**Material provided**
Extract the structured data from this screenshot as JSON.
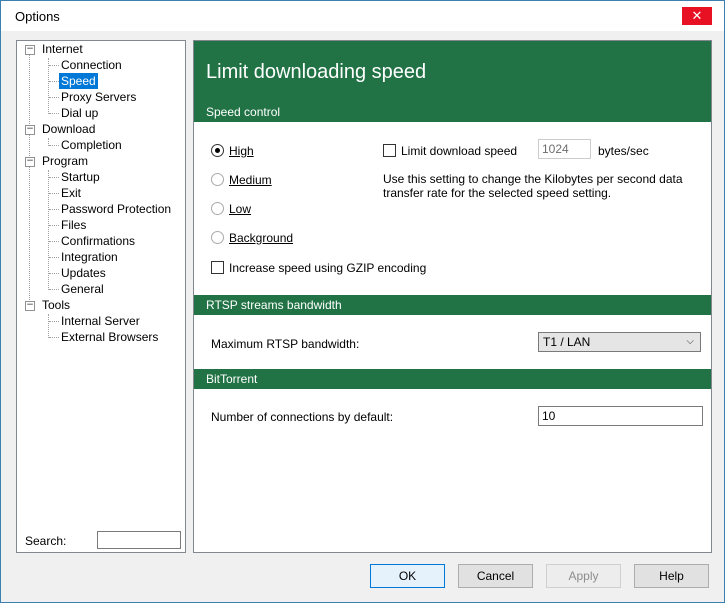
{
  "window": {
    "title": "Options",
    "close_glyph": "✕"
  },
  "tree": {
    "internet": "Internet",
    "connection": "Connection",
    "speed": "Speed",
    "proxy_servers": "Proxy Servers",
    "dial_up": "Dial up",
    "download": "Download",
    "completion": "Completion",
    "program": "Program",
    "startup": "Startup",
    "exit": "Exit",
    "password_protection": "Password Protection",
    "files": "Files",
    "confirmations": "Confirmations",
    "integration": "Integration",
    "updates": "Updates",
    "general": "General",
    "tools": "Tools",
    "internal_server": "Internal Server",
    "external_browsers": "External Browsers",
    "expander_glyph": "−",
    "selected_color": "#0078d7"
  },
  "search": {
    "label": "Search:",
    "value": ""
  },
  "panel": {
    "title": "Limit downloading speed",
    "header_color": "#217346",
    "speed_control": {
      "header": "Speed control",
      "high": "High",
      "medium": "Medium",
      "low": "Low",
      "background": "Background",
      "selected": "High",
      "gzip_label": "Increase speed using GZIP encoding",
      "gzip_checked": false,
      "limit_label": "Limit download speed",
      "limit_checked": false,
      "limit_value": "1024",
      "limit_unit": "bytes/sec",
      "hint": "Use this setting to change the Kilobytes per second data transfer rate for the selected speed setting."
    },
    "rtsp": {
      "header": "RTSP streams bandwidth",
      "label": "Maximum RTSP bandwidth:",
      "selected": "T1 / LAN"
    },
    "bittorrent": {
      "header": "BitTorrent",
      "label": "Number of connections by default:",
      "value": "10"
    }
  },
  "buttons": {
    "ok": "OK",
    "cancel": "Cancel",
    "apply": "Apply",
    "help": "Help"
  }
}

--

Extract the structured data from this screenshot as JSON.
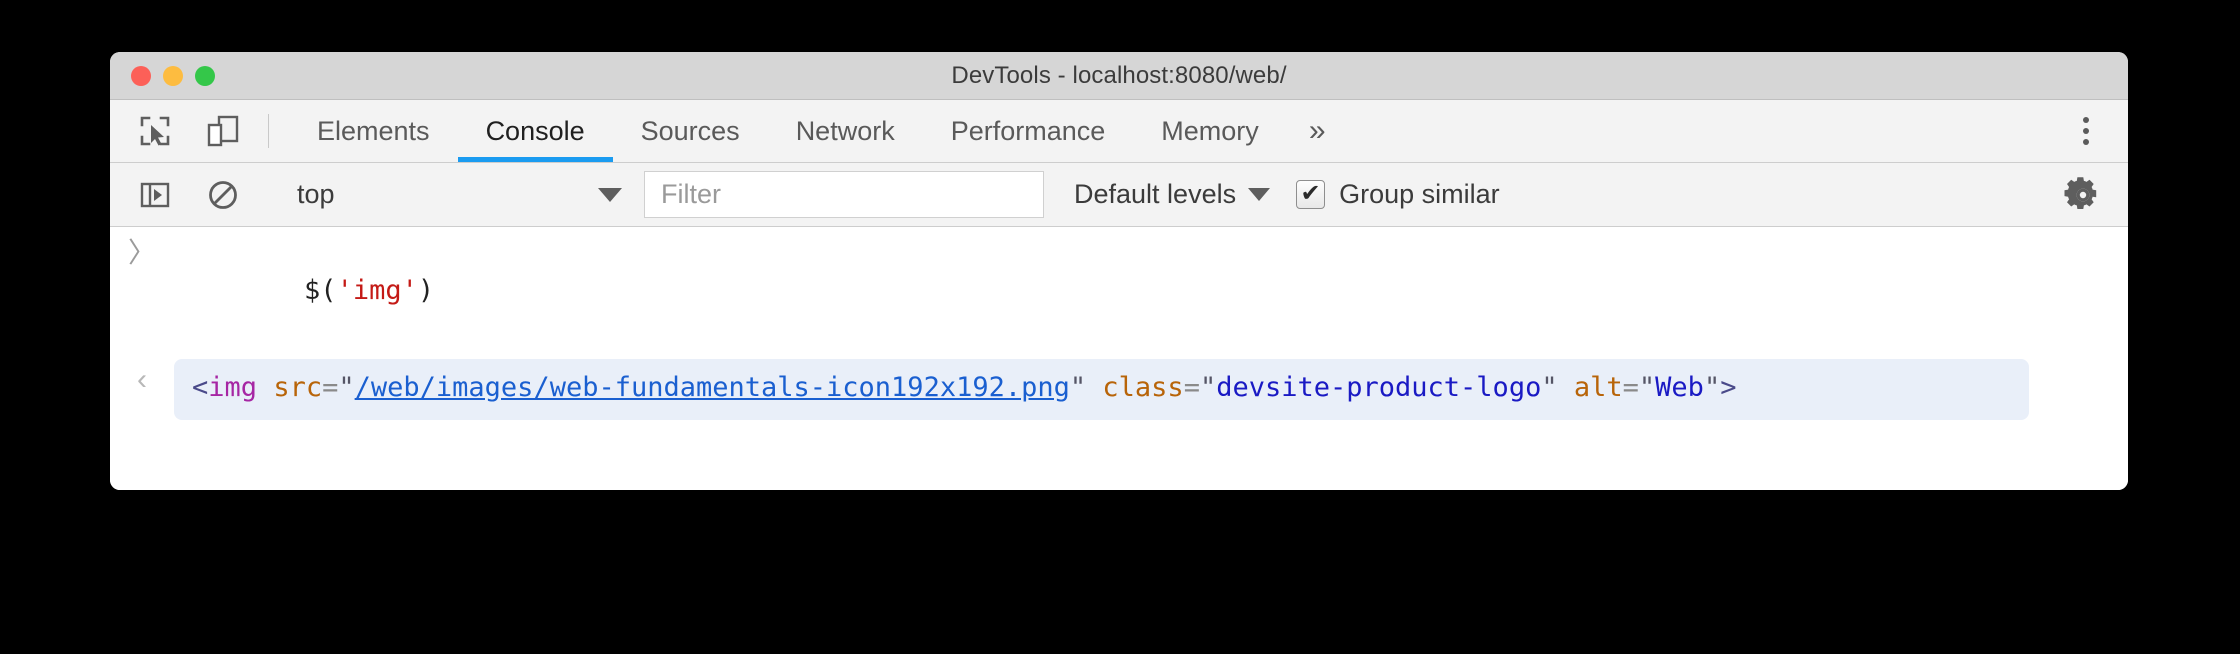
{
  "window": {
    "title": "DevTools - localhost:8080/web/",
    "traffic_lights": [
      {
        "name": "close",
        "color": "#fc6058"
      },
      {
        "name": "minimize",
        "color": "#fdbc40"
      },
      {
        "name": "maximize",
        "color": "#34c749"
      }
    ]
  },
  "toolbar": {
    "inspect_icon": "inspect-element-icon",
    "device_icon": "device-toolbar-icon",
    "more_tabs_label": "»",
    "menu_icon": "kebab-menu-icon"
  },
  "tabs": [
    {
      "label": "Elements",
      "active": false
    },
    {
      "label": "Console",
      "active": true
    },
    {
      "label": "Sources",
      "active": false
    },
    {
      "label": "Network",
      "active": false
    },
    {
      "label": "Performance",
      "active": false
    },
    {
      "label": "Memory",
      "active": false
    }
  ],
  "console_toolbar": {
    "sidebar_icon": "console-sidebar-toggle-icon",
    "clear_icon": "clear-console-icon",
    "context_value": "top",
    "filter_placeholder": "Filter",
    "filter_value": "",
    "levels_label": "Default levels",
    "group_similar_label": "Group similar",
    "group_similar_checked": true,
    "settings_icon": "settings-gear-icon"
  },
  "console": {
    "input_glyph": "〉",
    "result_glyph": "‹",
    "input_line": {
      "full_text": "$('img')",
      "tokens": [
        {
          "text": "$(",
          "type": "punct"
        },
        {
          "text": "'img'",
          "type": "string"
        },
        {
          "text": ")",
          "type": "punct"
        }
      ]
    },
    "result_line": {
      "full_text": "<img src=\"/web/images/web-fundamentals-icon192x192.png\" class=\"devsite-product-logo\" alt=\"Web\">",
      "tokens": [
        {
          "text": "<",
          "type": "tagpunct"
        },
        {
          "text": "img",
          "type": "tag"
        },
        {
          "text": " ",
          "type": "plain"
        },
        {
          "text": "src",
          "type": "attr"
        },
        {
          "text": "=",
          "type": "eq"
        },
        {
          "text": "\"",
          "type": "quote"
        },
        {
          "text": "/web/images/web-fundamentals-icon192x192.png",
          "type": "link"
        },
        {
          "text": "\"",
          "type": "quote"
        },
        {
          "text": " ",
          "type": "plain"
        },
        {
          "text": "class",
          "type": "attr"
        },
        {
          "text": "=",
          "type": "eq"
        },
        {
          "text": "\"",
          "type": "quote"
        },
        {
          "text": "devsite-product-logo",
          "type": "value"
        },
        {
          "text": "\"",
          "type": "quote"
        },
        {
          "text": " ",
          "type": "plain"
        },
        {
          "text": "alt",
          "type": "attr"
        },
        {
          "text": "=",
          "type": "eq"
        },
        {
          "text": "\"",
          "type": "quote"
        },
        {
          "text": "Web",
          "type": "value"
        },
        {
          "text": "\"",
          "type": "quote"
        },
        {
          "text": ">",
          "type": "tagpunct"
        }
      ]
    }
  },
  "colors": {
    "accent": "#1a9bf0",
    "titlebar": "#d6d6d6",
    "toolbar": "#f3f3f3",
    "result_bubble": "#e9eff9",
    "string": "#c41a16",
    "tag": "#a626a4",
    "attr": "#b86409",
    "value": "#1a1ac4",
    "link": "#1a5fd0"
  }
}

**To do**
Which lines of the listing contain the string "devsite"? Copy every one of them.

**Exercise response**
      "full_text": "<img src=\"/web/images/web-fundamentals-icon192x192.png\" class=\"devsite-product-logo\" alt=\"Web\">",
          "text": "devsite-product-logo",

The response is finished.